Baltimore officials on Monday said they’re expanding a slew of efforts to combat auto thefts in the city, including distributing more vehicle wheel locks and making improvements to the city’s impound lot.
“Working with our neighborhoods, partners and communities across the city of Baltimore has seen significant reductions in violent crime,” said Mayor Brandon Scott. “But [auto thefts] is one major statistic trending in the wrong direction.”
Scott was joined by Baltimore Police Commissioner Richard Worley and Department of Transportation officials at the Baltimore City impound lot off Pulaski Highway to discuss ongoing prevention and enforcement actions being taken to address stolen vehicles.
Auto thefts have been on the rise in cities across the U.S. In Baltimore, the number of vehicles stolen has nearly quintupled to rates not seen since the mid-’90s. Maryland State Police reported in April that thefts of Kia and Hyundai cars have increased nearly 50% over the past year after viral TikTok videos showing how to steal the vehicles using a screwdriver and a USB charging cord amassed millions of views.
Scott said the city would distribute an additional 2,000 steering wheel locks to residents who own Kia or Hyundai vehicles at two events later this month. Following those events, residents will be able to get wheel locks from any of the nine police districts while supplies last. The city also plans to obtain more digital tracking tags that can be used to help track and recover stolen vehicles.

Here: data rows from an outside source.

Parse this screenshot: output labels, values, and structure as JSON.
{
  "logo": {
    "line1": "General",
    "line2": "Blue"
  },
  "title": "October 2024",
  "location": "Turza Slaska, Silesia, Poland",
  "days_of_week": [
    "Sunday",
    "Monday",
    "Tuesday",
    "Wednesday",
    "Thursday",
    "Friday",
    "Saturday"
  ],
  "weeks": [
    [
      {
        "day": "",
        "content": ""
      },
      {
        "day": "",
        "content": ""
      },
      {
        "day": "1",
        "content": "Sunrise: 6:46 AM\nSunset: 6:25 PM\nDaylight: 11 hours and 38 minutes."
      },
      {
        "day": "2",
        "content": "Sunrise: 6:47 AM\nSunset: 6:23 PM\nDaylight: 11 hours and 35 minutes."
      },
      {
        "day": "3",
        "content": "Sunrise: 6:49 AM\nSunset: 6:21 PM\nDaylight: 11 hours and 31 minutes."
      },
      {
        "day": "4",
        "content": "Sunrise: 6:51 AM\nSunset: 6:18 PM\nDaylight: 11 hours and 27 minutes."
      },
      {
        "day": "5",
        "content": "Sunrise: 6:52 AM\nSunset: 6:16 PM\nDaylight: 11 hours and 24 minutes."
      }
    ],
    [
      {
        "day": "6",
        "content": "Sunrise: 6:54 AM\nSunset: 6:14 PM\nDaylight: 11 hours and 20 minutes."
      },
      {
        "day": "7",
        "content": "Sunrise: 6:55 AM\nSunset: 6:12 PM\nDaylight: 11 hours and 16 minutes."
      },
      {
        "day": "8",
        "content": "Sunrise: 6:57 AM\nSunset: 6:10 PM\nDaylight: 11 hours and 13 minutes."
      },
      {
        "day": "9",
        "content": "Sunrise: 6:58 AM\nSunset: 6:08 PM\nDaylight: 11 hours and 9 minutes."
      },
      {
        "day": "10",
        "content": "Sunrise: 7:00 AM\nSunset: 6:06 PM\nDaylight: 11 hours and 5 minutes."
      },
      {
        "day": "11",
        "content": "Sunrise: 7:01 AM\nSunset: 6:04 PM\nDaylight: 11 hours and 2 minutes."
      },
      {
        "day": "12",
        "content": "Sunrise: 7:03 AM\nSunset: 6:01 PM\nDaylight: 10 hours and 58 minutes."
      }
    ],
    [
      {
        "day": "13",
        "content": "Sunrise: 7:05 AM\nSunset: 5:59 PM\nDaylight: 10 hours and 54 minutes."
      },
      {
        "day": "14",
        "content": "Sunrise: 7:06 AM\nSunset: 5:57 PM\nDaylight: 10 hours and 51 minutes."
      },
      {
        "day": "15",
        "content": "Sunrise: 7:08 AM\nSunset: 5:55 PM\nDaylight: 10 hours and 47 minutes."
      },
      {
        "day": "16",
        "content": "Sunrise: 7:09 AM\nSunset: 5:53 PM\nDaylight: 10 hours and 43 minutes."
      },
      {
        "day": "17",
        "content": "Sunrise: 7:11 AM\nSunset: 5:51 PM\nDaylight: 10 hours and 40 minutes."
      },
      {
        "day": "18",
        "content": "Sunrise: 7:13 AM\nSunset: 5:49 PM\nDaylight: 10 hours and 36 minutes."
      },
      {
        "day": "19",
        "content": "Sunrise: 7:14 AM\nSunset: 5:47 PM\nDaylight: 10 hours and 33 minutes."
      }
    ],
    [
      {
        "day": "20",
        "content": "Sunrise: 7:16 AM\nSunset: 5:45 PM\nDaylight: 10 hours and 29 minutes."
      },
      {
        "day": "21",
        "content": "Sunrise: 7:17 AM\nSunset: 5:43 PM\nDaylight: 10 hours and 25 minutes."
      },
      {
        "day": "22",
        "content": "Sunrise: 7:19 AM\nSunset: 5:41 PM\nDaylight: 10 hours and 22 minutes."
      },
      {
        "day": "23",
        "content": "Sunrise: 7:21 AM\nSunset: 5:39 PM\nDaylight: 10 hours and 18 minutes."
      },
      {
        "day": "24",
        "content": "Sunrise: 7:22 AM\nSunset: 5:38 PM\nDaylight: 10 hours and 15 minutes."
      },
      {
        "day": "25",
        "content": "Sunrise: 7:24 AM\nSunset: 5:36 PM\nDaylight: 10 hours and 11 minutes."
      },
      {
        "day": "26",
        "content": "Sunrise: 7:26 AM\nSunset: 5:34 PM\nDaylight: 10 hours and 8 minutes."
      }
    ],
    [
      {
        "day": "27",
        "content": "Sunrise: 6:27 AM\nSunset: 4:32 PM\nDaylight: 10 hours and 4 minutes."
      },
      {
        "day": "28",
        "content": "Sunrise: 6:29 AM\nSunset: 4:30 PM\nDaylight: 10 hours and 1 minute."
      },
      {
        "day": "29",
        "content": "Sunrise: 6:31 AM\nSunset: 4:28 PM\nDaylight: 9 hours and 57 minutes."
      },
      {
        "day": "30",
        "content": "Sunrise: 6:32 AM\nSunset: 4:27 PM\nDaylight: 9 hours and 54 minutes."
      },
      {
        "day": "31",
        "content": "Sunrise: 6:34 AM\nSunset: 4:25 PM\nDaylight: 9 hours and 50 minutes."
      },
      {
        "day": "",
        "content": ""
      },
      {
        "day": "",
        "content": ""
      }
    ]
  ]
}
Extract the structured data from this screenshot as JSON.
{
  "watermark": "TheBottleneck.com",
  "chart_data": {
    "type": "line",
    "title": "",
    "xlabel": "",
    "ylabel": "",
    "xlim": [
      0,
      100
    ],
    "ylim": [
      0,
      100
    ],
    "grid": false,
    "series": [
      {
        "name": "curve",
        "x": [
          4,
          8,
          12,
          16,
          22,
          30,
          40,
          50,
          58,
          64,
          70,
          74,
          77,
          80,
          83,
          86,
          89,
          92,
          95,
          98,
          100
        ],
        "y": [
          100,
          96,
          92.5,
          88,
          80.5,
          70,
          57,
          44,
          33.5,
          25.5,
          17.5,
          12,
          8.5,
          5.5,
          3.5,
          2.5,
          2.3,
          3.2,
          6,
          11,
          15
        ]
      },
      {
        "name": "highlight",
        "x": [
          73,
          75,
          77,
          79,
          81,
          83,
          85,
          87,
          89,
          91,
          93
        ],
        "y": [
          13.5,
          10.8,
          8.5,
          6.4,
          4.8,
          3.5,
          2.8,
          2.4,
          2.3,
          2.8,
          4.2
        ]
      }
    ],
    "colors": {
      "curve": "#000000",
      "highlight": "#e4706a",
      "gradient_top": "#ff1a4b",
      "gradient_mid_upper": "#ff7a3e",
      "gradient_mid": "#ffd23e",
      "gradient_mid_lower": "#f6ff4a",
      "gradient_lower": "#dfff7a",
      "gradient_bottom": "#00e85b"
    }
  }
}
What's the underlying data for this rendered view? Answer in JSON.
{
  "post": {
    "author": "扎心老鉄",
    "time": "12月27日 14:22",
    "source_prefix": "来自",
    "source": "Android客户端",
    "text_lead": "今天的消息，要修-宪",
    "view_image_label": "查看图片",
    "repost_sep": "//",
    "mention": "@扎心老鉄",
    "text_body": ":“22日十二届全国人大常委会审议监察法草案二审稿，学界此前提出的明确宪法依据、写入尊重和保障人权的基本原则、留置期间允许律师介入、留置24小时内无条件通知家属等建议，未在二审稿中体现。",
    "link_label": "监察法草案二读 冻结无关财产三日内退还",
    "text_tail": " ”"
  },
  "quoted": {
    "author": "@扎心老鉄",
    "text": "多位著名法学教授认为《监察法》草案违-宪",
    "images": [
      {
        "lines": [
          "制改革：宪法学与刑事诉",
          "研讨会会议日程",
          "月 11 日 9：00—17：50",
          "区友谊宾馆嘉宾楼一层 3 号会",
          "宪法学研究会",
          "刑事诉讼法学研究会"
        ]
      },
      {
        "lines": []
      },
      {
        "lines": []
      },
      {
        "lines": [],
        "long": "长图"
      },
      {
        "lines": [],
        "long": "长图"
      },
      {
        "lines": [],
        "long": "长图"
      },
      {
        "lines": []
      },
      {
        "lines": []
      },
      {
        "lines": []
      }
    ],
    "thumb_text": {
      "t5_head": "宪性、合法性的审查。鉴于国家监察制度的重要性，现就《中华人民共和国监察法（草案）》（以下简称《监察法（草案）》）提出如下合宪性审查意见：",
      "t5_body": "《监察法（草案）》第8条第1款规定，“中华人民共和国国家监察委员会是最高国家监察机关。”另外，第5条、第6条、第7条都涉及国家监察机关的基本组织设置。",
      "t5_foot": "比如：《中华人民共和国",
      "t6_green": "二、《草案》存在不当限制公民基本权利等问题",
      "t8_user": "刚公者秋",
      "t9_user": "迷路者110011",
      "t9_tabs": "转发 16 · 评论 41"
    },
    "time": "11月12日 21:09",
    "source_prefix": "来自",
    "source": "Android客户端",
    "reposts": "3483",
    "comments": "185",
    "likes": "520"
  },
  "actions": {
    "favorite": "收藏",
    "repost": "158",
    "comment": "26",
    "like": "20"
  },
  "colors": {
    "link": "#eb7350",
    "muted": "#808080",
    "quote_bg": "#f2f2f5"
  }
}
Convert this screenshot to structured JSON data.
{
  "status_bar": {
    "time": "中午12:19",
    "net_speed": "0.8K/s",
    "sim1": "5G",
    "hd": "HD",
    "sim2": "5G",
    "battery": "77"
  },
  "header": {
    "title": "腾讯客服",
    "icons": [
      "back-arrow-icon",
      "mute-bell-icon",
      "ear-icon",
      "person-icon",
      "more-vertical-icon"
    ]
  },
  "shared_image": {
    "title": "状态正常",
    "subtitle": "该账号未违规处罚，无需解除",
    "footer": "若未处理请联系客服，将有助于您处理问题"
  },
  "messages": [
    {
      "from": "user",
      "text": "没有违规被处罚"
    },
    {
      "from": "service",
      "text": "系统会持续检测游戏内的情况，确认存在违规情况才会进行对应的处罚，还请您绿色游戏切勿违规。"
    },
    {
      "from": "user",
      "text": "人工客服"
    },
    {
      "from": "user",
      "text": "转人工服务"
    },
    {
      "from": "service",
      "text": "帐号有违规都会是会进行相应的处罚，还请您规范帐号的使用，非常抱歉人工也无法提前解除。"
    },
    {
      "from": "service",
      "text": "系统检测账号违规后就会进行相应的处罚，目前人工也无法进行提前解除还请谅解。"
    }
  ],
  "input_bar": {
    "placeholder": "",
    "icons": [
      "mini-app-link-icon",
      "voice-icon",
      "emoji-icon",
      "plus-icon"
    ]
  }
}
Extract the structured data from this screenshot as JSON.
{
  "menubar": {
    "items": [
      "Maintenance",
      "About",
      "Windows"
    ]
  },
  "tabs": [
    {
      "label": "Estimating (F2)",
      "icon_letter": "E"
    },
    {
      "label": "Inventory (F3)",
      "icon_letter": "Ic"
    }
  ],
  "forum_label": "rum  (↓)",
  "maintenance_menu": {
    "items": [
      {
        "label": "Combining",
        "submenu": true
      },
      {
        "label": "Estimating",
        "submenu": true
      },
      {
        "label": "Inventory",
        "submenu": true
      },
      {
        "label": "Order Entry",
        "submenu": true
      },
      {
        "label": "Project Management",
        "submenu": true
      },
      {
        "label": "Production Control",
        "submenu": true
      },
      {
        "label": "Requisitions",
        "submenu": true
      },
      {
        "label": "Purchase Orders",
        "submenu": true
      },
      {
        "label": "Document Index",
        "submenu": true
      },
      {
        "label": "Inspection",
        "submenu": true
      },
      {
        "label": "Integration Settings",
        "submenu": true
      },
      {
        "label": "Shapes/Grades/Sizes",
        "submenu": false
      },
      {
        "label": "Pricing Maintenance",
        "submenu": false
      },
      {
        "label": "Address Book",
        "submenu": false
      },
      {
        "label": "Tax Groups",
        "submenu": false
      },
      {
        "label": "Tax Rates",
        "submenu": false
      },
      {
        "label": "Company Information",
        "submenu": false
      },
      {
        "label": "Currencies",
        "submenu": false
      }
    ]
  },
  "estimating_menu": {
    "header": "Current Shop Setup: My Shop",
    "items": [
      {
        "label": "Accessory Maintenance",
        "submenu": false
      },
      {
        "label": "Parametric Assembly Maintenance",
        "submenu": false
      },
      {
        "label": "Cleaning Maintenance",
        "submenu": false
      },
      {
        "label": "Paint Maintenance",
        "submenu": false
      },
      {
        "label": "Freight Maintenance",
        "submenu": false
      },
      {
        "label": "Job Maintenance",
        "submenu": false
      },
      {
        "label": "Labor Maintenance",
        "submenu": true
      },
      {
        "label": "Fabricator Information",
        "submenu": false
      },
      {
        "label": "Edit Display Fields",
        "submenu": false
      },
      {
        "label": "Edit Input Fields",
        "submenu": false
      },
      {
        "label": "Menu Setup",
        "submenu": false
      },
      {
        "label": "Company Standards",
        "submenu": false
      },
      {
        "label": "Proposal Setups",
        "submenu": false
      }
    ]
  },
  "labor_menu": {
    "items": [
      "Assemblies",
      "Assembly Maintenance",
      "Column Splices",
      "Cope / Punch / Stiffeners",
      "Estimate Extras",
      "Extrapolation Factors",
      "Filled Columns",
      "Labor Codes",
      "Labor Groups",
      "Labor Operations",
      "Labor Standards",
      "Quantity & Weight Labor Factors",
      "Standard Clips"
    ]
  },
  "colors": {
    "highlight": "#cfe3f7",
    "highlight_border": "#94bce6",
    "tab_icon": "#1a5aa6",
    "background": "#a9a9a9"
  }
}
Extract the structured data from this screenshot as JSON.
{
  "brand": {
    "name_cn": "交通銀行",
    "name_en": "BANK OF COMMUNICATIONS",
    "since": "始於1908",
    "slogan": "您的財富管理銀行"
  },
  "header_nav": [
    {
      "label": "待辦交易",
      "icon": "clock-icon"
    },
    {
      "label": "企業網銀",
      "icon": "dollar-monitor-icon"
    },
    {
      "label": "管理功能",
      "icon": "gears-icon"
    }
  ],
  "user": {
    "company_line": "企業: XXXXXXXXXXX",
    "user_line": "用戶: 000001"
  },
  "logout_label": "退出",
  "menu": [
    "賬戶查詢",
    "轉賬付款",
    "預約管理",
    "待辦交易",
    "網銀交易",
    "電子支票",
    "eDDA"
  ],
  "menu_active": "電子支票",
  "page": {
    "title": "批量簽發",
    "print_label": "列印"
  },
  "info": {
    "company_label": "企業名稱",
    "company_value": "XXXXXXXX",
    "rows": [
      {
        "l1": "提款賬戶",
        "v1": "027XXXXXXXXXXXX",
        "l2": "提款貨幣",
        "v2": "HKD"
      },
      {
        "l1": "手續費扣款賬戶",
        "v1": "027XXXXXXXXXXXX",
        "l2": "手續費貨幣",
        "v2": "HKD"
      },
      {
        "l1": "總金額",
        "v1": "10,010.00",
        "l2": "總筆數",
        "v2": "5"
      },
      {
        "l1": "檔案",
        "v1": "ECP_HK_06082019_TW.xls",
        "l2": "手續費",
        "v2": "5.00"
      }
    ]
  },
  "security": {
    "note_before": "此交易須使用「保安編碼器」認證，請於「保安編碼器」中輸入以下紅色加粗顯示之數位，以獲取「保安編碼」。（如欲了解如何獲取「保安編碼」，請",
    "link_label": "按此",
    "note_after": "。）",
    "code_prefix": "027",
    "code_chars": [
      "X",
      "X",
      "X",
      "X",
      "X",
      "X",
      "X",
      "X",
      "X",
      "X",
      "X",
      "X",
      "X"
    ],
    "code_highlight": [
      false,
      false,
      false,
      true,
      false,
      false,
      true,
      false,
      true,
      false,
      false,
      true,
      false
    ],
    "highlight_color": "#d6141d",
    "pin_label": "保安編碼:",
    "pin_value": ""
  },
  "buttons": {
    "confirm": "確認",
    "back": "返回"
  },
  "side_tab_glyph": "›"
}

Officials are also working with Kia and Hyundai to offer system upgrade “clinics,” where residents can get help installing antitheft software updates. Police will also deploy more license plate readers, or LPRs, to help “identify stolen vehicles and apprehend those who make the decision to engage in this criminal activity,” said Scott.
Of the 600 stolen-auto arrests in Baltimore this year, over 200 were juveniles, with 77 of them in robbery and carjacking arrests, said Worley.
“The biggest issue that we have is once the vehicle is out there [stolen], we need to hear from the citizens. So, report your vehicle as soon as possible,” Worley said.
He also stressed basic deterrents like ensuring vehicles are locked, obtaining wheel locks and parking in lit areas on streets. The city is seeing about a 60% recovery rate on the cars stolen, he added.
The mayor acknowledged that residents face many challenges even after a vehicle is recovered.
“We’re working to reduce wait times, improve the facilities and increase accessibility of payment options,” saidScott about improvements to city impound lot. He added that “last year we removed all fees associated with stolen vehicles.”
Regionally, cities like Washington, D.C., have seen a 117% increase in car thefts as of July 26. Philadelphia and Chicago have also reported increases of 102% and 121%, according to previous reporting from The Baltimore Banner.